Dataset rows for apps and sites
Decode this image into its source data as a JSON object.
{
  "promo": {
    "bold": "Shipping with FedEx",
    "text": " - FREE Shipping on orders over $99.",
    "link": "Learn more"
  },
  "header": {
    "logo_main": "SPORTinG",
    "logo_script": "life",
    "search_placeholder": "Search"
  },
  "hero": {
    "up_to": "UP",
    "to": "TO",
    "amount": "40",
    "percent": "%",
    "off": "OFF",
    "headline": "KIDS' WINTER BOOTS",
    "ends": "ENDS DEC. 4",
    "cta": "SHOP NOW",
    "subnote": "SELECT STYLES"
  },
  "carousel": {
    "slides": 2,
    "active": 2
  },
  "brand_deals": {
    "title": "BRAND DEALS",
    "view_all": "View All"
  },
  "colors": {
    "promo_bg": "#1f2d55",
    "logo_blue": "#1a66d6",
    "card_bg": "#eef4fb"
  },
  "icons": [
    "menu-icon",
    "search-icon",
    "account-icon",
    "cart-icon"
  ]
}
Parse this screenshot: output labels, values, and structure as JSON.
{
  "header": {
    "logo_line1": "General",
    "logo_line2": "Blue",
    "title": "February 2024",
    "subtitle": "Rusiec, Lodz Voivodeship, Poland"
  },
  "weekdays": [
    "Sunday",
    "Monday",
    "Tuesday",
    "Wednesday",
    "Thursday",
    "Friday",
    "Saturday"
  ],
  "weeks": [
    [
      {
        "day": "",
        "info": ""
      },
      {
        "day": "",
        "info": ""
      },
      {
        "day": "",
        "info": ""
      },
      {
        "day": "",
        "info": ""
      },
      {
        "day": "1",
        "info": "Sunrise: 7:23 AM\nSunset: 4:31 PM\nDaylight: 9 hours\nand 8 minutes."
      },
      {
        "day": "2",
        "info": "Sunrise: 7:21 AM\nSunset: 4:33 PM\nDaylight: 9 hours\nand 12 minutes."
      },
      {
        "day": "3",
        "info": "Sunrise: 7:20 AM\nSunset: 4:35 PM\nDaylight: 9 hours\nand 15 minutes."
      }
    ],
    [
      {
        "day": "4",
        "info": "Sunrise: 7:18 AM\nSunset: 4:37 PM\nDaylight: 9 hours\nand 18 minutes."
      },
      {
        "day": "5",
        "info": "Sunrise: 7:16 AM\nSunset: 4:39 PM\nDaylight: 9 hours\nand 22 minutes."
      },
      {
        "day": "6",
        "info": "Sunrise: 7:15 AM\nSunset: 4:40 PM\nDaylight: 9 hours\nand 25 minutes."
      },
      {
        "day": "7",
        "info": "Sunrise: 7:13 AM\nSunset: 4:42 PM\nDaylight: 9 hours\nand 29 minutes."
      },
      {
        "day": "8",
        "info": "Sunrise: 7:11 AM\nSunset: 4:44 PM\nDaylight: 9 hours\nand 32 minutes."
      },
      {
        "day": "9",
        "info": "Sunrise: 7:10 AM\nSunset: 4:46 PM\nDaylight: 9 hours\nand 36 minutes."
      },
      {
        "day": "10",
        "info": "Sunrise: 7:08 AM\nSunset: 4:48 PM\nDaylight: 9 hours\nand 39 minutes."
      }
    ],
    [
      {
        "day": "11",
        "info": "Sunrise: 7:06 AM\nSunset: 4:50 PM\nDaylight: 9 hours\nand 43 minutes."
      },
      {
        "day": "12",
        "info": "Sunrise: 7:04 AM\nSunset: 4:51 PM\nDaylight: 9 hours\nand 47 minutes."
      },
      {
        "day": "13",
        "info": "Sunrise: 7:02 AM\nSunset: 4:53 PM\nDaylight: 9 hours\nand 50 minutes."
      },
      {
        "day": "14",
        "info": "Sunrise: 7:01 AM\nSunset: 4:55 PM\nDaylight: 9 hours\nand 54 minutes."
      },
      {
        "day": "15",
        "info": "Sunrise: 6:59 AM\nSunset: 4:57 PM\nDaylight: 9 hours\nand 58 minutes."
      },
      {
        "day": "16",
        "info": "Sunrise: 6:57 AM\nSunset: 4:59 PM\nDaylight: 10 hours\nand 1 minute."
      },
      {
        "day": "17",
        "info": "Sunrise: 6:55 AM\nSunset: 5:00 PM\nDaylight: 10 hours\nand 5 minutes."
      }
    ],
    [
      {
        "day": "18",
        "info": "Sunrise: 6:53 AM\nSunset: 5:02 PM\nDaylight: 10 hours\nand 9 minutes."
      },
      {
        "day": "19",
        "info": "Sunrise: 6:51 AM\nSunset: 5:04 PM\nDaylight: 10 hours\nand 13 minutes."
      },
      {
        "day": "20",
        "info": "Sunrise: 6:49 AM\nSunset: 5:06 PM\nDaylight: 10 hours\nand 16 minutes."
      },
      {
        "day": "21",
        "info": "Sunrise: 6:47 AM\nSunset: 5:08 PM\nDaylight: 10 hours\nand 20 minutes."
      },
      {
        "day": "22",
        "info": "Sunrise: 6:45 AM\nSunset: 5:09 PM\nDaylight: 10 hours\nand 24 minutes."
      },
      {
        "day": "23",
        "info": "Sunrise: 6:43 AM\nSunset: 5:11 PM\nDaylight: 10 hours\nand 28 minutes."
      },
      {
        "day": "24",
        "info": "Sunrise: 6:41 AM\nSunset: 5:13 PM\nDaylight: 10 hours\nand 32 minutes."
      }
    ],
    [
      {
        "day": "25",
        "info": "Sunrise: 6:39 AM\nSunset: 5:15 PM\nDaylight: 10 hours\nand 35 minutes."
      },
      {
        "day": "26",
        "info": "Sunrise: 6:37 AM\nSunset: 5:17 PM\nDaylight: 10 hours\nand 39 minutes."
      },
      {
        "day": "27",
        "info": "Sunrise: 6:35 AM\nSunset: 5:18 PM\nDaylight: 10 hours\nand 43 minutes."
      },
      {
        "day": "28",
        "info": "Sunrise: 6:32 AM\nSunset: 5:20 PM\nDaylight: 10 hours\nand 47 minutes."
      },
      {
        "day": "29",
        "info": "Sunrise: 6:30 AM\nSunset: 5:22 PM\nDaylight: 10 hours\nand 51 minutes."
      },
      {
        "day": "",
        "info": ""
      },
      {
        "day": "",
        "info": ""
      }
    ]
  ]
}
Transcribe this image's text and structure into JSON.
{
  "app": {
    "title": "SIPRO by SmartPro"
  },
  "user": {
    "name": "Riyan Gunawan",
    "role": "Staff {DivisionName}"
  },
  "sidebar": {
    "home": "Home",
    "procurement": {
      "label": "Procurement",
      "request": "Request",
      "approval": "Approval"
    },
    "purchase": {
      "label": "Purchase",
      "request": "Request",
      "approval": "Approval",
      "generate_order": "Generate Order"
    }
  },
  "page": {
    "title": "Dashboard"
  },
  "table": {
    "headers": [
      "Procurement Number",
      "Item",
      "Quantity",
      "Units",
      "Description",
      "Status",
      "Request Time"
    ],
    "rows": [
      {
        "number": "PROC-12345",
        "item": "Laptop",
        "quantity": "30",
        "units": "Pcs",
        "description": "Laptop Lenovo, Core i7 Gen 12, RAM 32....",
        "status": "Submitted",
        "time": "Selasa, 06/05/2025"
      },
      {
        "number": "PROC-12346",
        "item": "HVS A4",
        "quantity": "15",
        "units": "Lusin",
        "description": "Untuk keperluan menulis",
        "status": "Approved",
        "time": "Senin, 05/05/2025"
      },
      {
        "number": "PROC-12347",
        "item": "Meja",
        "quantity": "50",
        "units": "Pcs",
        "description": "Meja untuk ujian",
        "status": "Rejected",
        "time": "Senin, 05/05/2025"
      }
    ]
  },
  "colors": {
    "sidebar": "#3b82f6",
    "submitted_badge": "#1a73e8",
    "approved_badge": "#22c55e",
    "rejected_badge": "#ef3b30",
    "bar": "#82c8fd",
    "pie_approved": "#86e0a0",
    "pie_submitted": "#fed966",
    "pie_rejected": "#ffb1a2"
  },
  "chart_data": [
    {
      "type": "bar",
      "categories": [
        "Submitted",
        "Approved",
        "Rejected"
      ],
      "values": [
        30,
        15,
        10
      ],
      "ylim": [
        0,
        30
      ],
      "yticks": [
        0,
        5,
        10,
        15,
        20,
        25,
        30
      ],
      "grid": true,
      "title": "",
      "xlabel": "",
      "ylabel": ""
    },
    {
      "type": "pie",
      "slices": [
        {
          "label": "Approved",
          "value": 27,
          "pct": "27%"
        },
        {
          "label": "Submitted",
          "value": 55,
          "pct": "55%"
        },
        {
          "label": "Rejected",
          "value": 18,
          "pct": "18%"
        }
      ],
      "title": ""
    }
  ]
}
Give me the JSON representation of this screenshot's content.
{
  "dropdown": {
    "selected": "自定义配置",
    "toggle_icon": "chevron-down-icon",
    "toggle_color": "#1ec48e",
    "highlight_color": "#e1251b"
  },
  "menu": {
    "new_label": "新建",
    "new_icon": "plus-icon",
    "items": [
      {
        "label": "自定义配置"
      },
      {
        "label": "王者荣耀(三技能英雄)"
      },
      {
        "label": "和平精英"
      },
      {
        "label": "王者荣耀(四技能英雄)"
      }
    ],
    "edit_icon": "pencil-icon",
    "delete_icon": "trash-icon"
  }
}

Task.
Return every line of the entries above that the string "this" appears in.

Task response.
Decode this image into its source data as a JSON object.
Parse this screenshot: output labels, values, and structure as JSON.
Transcribe this image's text and structure into JSON.
Give me the JSON representation of this screenshot's content.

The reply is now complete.